Assigned task> Report how many lines of the listing below include the word "Συγκέντρωσης". Give nothing but the number.

··· Source material ···

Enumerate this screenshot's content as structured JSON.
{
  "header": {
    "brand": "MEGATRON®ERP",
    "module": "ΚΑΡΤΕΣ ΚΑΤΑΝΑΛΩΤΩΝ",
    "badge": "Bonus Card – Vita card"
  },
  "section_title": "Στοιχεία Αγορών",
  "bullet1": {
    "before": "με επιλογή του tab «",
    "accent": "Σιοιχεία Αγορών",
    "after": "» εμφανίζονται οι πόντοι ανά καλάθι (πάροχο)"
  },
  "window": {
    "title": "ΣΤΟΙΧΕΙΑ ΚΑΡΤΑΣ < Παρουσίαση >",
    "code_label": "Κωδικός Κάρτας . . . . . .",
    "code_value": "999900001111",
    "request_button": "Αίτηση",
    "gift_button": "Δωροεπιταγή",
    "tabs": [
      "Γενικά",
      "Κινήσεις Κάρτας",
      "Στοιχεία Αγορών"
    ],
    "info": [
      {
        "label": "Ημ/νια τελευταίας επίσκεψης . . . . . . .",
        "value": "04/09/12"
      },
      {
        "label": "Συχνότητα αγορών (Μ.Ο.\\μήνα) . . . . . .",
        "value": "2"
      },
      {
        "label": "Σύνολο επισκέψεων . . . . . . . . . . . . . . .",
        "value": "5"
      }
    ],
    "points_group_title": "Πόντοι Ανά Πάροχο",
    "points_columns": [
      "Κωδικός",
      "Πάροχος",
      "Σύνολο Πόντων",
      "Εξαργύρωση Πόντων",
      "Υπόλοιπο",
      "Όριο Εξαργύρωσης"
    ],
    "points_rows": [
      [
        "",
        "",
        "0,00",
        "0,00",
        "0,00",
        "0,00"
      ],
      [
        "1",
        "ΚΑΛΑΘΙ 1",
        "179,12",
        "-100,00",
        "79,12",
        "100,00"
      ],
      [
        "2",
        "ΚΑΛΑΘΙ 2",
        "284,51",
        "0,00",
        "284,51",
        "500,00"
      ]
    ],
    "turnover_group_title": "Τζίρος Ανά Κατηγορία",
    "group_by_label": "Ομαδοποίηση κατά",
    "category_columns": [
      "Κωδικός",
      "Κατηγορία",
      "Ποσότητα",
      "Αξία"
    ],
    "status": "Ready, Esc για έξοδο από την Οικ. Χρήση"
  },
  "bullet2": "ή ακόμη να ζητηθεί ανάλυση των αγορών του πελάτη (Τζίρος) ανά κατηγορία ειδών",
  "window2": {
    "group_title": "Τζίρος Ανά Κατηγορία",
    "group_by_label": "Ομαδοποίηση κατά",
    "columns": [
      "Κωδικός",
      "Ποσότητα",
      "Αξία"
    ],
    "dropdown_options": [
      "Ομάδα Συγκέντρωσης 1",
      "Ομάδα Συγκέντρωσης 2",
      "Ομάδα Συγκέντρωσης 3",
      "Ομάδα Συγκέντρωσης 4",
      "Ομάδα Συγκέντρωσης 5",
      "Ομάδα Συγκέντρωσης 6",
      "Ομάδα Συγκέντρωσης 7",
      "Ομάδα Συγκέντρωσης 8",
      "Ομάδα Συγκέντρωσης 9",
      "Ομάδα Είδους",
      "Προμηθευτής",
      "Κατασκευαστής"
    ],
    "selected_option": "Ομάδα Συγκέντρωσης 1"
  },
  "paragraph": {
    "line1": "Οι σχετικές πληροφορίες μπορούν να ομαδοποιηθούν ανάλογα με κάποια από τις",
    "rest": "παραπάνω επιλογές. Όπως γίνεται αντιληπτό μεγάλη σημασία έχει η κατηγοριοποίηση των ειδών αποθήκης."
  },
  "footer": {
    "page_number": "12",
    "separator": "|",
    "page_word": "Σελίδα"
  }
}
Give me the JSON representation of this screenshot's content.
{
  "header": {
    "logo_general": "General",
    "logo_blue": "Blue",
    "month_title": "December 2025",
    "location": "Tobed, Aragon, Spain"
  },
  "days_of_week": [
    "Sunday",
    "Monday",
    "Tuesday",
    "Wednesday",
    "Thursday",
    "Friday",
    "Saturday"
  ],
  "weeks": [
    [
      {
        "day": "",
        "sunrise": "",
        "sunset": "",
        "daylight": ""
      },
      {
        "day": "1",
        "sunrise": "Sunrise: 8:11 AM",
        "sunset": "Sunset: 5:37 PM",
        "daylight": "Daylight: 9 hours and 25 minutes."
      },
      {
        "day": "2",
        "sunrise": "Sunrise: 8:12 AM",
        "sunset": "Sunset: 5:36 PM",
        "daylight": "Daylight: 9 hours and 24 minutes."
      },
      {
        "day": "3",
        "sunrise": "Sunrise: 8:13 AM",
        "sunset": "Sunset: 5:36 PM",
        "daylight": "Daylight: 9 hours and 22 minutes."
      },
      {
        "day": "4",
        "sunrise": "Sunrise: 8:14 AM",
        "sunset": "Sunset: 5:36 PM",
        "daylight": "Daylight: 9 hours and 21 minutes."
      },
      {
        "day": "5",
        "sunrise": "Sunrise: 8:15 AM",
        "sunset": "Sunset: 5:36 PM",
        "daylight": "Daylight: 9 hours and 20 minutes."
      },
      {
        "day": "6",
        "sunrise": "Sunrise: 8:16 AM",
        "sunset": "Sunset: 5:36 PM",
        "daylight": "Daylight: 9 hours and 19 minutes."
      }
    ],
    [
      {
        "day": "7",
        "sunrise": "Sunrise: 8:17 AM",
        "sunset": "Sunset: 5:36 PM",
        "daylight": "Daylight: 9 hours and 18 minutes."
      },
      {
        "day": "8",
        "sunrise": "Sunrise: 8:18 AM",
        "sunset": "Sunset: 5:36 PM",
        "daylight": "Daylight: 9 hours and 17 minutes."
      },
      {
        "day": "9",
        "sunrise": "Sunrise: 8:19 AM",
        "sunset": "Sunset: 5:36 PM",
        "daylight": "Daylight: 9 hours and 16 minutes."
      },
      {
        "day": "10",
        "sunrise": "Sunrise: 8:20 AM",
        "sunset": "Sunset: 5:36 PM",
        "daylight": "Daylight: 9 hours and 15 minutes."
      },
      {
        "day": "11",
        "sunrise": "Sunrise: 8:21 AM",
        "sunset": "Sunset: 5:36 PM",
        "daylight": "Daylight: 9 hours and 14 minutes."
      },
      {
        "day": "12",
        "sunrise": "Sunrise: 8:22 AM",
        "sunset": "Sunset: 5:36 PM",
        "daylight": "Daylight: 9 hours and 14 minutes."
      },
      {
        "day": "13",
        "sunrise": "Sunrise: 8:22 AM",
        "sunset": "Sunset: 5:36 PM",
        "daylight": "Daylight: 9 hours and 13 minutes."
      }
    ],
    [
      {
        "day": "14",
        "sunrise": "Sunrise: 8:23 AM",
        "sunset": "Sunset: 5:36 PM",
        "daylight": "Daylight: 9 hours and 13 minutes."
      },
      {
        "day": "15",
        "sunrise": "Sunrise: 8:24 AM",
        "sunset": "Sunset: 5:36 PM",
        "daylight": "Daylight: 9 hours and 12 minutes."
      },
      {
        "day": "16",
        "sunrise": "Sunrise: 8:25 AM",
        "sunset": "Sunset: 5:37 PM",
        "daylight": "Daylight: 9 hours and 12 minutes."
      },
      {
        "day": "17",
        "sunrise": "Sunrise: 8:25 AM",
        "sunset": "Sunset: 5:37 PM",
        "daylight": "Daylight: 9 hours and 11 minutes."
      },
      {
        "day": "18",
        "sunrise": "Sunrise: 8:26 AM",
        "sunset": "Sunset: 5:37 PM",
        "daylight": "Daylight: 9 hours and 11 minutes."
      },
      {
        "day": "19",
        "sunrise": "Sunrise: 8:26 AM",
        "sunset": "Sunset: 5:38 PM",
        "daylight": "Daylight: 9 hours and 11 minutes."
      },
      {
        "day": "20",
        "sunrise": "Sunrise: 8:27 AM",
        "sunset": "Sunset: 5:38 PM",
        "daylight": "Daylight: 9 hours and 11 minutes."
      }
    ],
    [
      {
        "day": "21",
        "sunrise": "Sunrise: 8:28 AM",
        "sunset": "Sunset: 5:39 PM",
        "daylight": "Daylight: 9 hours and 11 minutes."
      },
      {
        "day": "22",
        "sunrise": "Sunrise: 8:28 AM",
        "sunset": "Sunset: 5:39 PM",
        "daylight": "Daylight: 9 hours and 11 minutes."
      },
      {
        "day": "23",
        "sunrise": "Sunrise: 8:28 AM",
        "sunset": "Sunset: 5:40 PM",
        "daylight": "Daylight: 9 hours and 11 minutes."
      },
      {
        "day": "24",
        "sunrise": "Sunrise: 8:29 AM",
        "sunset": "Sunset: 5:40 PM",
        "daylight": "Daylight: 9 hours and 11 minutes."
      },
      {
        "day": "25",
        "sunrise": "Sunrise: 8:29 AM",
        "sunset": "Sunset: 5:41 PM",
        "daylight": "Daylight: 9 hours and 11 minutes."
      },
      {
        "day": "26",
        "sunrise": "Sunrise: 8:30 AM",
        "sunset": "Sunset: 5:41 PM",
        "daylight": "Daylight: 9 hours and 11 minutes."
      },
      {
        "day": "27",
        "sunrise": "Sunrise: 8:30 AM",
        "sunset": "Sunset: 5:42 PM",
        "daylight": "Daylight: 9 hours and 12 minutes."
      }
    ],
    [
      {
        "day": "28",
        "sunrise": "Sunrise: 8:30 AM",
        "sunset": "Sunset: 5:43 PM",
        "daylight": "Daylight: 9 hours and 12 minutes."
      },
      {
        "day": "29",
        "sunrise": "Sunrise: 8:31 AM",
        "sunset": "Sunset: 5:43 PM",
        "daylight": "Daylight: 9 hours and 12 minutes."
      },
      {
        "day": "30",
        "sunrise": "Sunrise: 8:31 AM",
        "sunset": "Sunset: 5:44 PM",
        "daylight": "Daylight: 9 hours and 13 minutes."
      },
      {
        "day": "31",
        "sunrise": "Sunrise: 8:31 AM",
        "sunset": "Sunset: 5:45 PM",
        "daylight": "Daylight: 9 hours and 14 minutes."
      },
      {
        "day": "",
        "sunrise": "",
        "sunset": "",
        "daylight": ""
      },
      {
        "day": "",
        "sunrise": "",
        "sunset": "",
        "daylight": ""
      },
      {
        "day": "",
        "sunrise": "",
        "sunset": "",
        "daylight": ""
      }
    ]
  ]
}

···

Your solution> 10